Allen made one sitcom “appearance” to date (2009) via telephone on the show Just Shoot Me! in a 1997 episode, “My Dinner with Woody” which paid tribute to several of his films. Allen provided the lead voice in the 1998 animated film Antz, which featured many actors he had worked with and Allen’s character was similar to his earlier neurotic roles. Match Point (2005) was one of Allen’s most successful films of the decade, garnering positive reviews. Set in London, it starred Jonathan Rhys Meyers and Scarlett Johansson.
Midnight in Paris won the Academy Award for Best Original Screenplay. Blue Jasmine debuted in July 2013 receive the Academy Award for Best Actress. Allen co-stars with John Turturro in Fading Gigolo, written and directed by Turturro, which premiered in September 2013.
While best known for his films, Allen has enjoyed a successful career in theater, starting as early as 1960, when he wrote sketches for the revue From A to Z. His first great success was Don’t Drink the Water, which opened in 1968, and ran for 598 performances for almost two years on Broadway. His success continued with Play It Again, Sam, which opened in 1969, starring Allen and Diane Keaton. The show played for 453 performances and was nominated for three Tony Awards…
Allen is a passionate fan of jazz, featured prominently in the soundtracks to his films.

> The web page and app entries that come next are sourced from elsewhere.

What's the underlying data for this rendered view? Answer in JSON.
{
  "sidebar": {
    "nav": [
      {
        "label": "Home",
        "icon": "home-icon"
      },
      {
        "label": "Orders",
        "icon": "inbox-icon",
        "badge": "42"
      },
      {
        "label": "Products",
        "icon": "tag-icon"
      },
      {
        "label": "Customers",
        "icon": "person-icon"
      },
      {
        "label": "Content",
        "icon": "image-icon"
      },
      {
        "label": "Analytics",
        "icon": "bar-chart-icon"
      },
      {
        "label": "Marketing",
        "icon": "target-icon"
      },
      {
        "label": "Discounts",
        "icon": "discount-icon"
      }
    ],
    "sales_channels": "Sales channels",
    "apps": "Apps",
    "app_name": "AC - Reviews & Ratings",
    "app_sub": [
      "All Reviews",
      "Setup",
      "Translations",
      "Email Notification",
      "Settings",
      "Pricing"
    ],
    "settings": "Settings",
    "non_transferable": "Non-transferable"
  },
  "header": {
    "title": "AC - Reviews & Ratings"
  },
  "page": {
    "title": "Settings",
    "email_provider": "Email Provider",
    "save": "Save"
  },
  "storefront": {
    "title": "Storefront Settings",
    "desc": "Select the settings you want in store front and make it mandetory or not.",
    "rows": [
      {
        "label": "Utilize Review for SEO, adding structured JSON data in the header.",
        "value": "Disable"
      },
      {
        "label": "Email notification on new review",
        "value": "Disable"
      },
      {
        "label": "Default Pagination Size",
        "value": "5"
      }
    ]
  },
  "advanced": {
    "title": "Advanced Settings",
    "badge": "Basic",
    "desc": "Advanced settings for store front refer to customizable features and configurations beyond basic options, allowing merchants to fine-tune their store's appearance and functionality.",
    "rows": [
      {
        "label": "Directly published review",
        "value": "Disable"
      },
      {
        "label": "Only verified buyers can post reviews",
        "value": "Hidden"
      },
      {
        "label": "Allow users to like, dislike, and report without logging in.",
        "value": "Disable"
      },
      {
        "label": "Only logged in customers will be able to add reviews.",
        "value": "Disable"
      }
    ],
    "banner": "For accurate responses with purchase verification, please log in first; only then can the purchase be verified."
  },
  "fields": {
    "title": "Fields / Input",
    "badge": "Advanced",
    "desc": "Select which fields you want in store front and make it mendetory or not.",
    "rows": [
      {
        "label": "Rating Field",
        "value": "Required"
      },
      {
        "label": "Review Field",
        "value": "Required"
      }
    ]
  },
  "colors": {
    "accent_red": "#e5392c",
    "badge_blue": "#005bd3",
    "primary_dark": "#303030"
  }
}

He began playing the clarinet as a child and took his stage name from clarinetist Woody Herman. He has performed publicly at least since the late 1960s, notably with the Preservation Hall Jazz Band on the soundtrack of Sleeper.